Barrel-aged beers are becoming more popular, according to The Wall Street Journal. Although it still represents only a small margin of the beer industry, more brewers have begun experimenting with a variety of casks and techniques.
“Select beers can actually soak up the flavors and aromas of the spirit previously housed in the wooden barrel in a way that… makes it highly interesting,” said Matthias Neidhart of B. United. But according to brewers, the transfer of flavors doesn’t happen automatically; the nuances must be teased out through a secondary fermentation process using wild yeast. “Barrels that once stored a Syrah or Chardonnay to maturity can bring out so many more complexities in flavor,” said Zach Mack of Alphabet City Beer Co. in New York City.

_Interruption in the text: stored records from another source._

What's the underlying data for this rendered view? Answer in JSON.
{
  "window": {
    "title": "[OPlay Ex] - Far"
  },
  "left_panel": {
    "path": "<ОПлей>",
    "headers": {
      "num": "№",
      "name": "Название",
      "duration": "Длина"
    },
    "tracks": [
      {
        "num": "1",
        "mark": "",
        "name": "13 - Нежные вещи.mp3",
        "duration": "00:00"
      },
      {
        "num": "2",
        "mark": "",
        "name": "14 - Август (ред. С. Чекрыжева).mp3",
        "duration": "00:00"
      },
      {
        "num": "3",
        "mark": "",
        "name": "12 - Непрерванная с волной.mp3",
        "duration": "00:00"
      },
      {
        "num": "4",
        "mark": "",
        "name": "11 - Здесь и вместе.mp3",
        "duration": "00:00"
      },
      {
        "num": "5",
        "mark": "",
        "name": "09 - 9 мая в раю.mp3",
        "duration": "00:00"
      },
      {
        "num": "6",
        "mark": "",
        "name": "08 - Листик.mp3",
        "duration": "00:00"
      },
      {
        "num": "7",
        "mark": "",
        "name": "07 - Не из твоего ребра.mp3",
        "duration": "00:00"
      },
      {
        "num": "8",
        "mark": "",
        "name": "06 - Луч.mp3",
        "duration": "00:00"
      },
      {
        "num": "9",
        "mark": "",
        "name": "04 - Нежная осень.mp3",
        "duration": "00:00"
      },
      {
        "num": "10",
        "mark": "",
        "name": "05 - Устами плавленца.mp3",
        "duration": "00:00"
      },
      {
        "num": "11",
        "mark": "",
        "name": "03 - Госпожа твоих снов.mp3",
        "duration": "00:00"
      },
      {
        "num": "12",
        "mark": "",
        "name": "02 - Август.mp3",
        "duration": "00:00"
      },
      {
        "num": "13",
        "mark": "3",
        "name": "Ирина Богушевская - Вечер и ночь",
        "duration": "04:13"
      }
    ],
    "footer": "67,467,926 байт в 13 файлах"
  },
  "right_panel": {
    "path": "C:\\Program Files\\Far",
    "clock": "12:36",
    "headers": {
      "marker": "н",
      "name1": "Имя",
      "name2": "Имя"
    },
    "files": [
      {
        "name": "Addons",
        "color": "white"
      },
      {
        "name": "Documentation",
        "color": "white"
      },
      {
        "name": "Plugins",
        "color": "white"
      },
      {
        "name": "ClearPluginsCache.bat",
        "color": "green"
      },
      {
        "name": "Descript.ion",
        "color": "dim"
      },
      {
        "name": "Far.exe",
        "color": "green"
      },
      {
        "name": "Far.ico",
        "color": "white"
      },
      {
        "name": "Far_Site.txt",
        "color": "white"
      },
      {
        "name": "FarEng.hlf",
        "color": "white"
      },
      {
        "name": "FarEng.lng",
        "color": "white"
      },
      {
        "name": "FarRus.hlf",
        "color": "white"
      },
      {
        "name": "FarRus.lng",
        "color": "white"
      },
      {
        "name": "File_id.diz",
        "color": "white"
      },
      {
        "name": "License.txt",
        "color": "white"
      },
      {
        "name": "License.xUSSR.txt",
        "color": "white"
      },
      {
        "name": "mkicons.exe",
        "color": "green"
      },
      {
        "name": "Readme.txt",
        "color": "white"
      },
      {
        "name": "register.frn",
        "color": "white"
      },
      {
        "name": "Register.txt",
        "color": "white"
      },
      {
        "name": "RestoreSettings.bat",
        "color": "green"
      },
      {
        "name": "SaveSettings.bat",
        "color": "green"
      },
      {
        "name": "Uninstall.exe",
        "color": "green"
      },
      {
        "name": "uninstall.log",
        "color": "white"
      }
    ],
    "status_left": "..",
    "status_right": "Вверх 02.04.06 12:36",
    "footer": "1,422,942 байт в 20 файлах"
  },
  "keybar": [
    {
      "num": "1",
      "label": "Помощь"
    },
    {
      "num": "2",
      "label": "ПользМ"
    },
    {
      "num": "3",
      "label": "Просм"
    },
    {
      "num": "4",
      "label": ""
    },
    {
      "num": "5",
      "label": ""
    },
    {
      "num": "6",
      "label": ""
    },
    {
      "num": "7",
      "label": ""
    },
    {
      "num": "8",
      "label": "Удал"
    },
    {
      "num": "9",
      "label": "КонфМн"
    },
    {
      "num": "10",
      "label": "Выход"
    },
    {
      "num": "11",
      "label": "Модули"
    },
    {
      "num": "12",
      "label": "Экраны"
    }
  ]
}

In the past brewers have only used bourbon barrels to age porters and stouts, but are now “expanding their container repertoire,” using barrels that once housed everything from Scotch to rum. While Garrett Oliver from the Brooklyn Brewery prefers bourbon barrels, Matt Monahan of Other Half Brewing Co. uses wine barrels.
In California, craft breweries such as Bruery and Firestone Walker Brewing Co. recently launched an extensive barrel-aged beer program. Because barrel aging makes beer more food-friendly, brewers are firm believers that aged beers will become the next big thing in food pairing. [The Wall Street Journal] [Photo: Flickr/Frederick Dennstedt]